State Department Issues Public Charge Regulation to Align with DHS Rule
The State Department will apply a new standard to determine whether visa applicants are likely to become a public charge under a regulation set for publication tomorrow and scheduled to take effect October 15, 2019. The new rule largely mirrors the recent Department of Homeland Security (DHS) public charge rule, also scheduled to take effect on October 15 amid multiple legal challenges. The State Department will accept public comments on its regulation for 30 days after publication.
What it means
Under its new rule, the State Department will review the personal circumstances of both nonimmigrant and immigrant visa applicants under a “totality of circumstances” test, including consideration of a foreign national’s age, household size, income, financial assets and liabilities, receipt of certain public benefits, health, education and skills, and prospective immigration status.
Only visa applicants subject to the public charge ground of inadmissibility will be subject to the new rule.
Both the DHS and State Department new rules broaden agency authority to determine whether certain foreign nationals will become a public charge of the United States. The State Department rule adopts DHS’s revised definition of public charge – someone who is deemed likely to use a defined set of cash and non-cash of public benefits for more than 12 months in a 36-month period. The State Department also adopts the exact list of public benefits enumerated in the DHS rule, and will only consider use of benefits on or after October 15 unless the benefit was already counted under existing public charge analysis (generally, cash assistance for income maintenance and benefits for long-term institutionalization).
This new public charge review of visa applicants is distinct from President Trump’s recent Presidential Proclamation which suspends the issuance of immigrant visas to certain foreign nationals who cannot demonstrate that they will obtain health insurance or otherwise pay for their health care expenses in the United States.
What’s next for nonimmigrant and immigrant visa applicants
Starting October 15, visa applicants may be subject to extra questioning or requests for additional information at their consular visa interviews. This may include inquiries about medical conditions, health insurance, and financial assets and liabilities, among other factors deemed relevant to the public charge inquiry. In commentary to the rule, the State Department notes that consular officers should take into account the different purposes and intended durations of stay for different types of visa applicants when making their assessment; for example, an applicant for a B-1/B-2 visitor visa will be reviewed differently from an applicant for an immigrant visa.

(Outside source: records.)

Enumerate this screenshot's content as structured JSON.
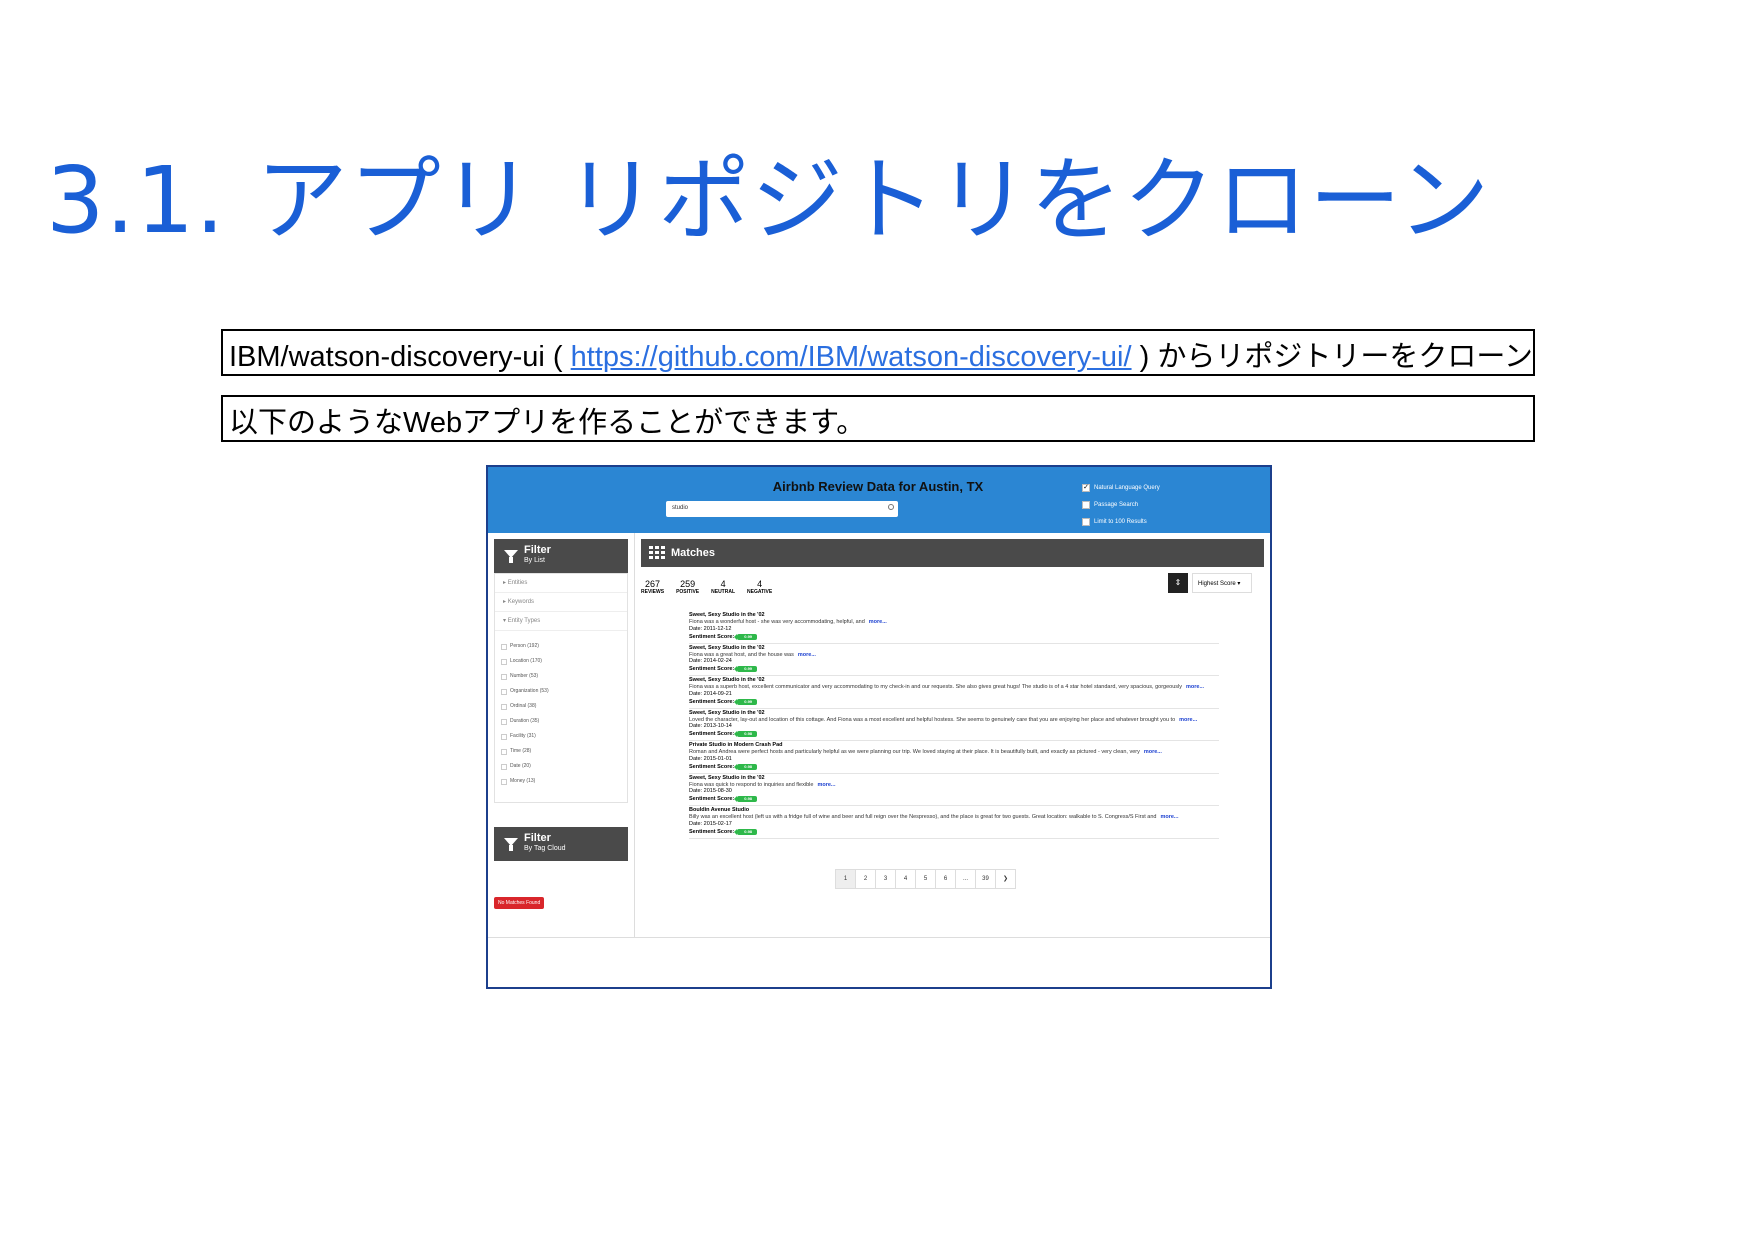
{
  "slide": {
    "title": "3.1. アプリ リポジトリをクローン",
    "line1_prefix": "IBM/watson-discovery-ui ( ",
    "line1_link": "https://github.com/IBM/watson-discovery-ui/",
    "line1_suffix": " ) からリポジトリーをクローン",
    "line2": "以下のようなWebアプリを作ることができます。"
  },
  "app": {
    "title": "Airbnb Review Data for Austin, TX",
    "search_value": "studio",
    "options": [
      {
        "label": "Natural Language Query",
        "checked": true
      },
      {
        "label": "Passage Search",
        "checked": false
      },
      {
        "label": "Limit to 100 Results",
        "checked": false
      }
    ],
    "filter_list": {
      "title": "Filter",
      "subtitle": "By List"
    },
    "categories": [
      "Entities",
      "Keywords",
      "Entity Types"
    ],
    "entity_types": [
      "Person (192)",
      "Location (170)",
      "Number (53)",
      "Organization (53)",
      "Ordinal (38)",
      "Duration (35)",
      "Facility (31)",
      "Time (28)",
      "Date (20)",
      "Money (13)"
    ],
    "filter_tag": {
      "title": "Filter",
      "subtitle": "By Tag Cloud"
    },
    "no_matches": "No Matches Found",
    "matches_title": "Matches",
    "stats": [
      {
        "n": "267",
        "l": "REVIEWS"
      },
      {
        "n": "259",
        "l": "POSITIVE"
      },
      {
        "n": "4",
        "l": "NEUTRAL"
      },
      {
        "n": "4",
        "l": "NEGATIVE"
      }
    ],
    "sort_label": "Highest Score",
    "sentiment_label": "Sentiment Score:",
    "more_label": "more...",
    "results": [
      {
        "title": "Sweet, Sexy Studio in the '02",
        "text": "Fiona was a wonderful host - she was very accommodating, helpful, and",
        "date": "Date: 2011-12-12",
        "score": "0.99"
      },
      {
        "title": "Sweet, Sexy Studio in the '02",
        "text": "Fiona was a great host, and the house was",
        "date": "Date: 2014-02-24",
        "score": "0.99"
      },
      {
        "title": "Sweet, Sexy Studio in the '02",
        "text": "Fiona was a superb host, excellent communicator and very accommodating to my check-in and our requests. She also gives great hugs! The studio is of a 4 star hotel standard, very spacious, gorgeously",
        "date": "Date: 2014-09-21",
        "score": "0.99"
      },
      {
        "title": "Sweet, Sexy Studio in the '02",
        "text": "Loved the character, lay-out and location of this cottage. And Fiona was a most excellent and helpful hostess. She seems to genuinely care that you are enjoying her place and whatever brought you to",
        "date": "Date: 2013-10-14",
        "score": "0.98"
      },
      {
        "title": "Private Studio in Modern Crash Pad",
        "text": "Roman and Andrea were perfect hosts and particularly helpful as we were planning our trip. We loved staying at their place. It is beautifully built, and exactly as pictured - very clean, very",
        "date": "Date: 2015-01-01",
        "score": "0.98"
      },
      {
        "title": "Sweet, Sexy Studio in the '02",
        "text": "Fiona was quick to respond to inquiries and flexible",
        "date": "Date: 2015-08-30",
        "score": "0.98"
      },
      {
        "title": "Bouldin Avenue Studio",
        "text": "Billy was an excellent host (left us with a fridge full of wine and beer and full reign over the Nespresso), and the place is great for two guests. Great location: walkable to S. Congress/S First and",
        "date": "Date: 2015-02-17",
        "score": "0.98"
      }
    ],
    "pages": [
      "1",
      "2",
      "3",
      "4",
      "5",
      "6",
      "...",
      "39",
      "❯"
    ],
    "current_page": "1"
  }
}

The agency may also issue updated or new visa application forms in the near future to collect the additional information and documentation cited under the new rule. In order to implement its version of the rule, DHS recently issued a lengthy new form, the I-944, Declaration of Self-Sufficiency. The State Department has publicly stated it is considering issuing its own form in connection with their regulation.